(DATA FOR THIS TASK):
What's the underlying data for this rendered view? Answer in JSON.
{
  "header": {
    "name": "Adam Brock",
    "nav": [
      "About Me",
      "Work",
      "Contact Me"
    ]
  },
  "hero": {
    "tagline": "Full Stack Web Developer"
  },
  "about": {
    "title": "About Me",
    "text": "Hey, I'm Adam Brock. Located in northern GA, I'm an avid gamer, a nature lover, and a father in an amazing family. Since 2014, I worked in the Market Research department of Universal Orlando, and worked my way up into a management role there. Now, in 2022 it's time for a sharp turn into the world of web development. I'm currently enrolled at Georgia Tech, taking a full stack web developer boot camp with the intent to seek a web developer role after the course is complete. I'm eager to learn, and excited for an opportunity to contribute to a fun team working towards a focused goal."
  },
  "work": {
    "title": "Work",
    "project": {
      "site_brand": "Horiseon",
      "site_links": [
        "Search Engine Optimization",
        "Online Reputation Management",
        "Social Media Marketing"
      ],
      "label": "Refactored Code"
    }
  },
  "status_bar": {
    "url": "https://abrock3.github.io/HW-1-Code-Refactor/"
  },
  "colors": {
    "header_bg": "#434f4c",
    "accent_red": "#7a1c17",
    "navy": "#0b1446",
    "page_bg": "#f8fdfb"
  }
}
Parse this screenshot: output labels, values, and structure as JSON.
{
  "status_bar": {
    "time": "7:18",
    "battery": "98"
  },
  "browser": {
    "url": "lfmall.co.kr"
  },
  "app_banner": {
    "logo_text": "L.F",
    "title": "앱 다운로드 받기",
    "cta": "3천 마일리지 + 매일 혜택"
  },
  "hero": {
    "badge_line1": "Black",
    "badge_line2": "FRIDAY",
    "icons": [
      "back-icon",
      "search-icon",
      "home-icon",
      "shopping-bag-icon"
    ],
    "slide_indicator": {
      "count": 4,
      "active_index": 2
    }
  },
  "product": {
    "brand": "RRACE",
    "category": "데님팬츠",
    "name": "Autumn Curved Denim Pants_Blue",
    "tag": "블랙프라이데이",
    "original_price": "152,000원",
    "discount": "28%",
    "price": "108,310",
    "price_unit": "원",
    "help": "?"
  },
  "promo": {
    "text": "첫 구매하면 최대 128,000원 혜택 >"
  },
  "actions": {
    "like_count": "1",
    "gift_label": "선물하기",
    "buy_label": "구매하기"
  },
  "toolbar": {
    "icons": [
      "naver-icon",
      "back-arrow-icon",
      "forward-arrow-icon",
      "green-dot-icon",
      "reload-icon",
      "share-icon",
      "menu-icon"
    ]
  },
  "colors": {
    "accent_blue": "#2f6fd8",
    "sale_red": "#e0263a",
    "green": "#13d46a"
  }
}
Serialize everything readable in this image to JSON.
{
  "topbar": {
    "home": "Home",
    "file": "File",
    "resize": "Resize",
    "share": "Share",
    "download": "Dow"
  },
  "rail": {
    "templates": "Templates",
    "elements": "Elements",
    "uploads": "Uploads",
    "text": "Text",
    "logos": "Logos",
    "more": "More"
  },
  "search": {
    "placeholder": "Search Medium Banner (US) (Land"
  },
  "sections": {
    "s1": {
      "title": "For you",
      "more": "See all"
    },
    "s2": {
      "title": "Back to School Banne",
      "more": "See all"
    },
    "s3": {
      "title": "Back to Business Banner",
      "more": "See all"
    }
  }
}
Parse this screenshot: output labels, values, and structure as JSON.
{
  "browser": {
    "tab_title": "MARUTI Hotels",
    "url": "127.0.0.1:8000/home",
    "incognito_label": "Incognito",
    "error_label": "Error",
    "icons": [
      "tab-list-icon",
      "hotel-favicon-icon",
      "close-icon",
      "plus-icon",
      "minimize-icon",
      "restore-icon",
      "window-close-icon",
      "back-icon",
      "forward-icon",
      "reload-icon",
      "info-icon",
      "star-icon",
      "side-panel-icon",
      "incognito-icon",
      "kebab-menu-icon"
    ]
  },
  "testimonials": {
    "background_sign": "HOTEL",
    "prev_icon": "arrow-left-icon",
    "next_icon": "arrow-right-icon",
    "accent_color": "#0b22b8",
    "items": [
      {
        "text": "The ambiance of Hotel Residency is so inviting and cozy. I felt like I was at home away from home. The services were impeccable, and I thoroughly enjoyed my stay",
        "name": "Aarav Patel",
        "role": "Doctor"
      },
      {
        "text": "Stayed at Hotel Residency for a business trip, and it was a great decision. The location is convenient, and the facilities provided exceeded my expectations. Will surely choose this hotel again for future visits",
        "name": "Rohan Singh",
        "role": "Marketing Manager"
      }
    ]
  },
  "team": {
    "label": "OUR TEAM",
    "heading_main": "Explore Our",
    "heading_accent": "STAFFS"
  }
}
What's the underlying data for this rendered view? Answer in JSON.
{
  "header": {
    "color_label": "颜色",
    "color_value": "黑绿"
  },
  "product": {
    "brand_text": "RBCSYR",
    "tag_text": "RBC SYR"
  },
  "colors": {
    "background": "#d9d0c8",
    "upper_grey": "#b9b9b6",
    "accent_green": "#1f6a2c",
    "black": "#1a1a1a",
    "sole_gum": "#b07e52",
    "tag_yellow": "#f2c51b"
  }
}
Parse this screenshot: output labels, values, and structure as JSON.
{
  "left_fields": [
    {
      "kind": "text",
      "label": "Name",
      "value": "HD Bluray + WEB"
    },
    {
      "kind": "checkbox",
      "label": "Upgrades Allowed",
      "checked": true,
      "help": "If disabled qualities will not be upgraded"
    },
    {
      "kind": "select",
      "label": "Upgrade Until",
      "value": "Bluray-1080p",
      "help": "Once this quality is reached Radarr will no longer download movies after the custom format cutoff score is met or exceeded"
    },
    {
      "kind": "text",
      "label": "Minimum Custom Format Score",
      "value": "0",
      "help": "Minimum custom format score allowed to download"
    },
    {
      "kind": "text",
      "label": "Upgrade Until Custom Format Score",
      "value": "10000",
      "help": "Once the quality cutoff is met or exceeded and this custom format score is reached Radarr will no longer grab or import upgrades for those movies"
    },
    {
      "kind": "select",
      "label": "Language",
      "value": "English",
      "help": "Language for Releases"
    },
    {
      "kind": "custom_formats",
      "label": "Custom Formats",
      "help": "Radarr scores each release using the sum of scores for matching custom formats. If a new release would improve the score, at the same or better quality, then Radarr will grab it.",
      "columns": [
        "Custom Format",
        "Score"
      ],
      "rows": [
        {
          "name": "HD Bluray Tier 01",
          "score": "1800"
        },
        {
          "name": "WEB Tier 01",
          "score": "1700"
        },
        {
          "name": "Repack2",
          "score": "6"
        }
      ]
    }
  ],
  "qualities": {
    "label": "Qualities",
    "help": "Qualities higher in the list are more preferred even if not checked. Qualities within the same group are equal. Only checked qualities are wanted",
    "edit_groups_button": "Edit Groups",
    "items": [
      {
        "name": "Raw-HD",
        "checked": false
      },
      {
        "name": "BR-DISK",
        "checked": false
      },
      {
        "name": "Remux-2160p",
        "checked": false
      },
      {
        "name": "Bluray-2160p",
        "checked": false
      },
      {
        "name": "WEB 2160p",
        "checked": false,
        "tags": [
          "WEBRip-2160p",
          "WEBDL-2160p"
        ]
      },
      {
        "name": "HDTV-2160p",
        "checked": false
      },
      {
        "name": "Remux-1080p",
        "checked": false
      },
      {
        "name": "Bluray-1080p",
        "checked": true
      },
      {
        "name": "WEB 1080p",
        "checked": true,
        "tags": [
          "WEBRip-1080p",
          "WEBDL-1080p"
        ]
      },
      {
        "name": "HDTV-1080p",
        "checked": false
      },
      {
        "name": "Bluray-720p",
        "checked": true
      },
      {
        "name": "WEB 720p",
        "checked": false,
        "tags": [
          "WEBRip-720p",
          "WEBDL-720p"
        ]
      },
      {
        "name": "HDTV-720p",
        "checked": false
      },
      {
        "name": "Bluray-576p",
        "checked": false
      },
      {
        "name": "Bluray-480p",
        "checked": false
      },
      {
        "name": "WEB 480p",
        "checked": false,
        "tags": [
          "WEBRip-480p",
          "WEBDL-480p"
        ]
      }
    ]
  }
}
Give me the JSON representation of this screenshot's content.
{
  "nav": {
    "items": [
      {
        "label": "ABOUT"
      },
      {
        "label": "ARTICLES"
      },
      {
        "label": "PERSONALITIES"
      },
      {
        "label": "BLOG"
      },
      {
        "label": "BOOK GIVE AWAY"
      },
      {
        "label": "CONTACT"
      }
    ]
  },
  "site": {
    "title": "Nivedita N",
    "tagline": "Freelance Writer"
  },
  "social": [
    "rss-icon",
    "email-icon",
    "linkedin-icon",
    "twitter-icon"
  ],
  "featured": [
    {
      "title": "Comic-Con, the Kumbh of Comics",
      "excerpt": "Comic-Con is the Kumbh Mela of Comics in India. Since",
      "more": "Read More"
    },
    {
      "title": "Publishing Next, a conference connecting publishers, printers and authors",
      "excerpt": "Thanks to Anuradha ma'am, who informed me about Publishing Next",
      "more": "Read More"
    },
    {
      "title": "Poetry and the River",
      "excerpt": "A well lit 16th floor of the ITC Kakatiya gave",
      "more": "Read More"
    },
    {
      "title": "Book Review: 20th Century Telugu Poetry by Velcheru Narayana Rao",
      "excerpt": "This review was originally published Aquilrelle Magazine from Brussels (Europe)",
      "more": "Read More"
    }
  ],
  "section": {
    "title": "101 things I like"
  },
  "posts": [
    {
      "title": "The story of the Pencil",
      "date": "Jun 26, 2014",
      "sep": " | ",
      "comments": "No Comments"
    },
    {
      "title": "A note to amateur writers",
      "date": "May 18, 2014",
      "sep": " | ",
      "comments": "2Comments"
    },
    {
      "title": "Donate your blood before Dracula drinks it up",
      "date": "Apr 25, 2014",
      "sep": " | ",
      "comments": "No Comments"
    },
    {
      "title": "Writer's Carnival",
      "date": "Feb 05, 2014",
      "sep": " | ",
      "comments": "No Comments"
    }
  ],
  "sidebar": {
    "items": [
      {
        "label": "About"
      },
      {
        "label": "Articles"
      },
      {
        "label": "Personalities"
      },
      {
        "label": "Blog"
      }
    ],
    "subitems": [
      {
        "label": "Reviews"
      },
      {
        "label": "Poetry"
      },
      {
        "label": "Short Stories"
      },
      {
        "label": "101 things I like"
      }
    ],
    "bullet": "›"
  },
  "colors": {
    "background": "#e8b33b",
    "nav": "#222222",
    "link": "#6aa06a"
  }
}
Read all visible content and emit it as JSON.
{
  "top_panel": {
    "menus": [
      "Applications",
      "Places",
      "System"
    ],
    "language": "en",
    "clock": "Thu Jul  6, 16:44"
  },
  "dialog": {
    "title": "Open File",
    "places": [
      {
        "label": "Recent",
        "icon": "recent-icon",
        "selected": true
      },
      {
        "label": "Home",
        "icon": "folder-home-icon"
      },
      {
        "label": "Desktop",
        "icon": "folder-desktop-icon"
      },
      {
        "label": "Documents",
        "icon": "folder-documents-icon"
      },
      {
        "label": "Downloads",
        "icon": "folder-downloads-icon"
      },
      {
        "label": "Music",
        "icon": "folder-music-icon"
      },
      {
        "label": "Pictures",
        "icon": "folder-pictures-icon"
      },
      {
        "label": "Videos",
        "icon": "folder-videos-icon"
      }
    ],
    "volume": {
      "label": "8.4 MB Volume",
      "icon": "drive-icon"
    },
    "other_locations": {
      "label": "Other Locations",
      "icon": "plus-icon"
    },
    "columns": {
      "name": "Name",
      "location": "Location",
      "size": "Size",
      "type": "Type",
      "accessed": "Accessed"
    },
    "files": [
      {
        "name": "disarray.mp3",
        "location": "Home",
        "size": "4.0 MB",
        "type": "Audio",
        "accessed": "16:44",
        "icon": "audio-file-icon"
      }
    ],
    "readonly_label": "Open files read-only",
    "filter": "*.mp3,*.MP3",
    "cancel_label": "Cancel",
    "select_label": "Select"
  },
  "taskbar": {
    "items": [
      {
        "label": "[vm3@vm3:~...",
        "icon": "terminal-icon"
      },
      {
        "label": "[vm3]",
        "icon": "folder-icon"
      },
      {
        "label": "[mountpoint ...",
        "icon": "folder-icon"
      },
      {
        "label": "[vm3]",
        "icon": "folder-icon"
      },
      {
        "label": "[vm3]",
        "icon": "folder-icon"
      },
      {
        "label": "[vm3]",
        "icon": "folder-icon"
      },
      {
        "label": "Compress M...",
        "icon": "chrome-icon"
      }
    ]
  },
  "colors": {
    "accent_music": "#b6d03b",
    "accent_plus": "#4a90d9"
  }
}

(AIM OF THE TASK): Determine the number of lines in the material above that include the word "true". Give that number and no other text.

(REPLY TO THE EXERCISE): 5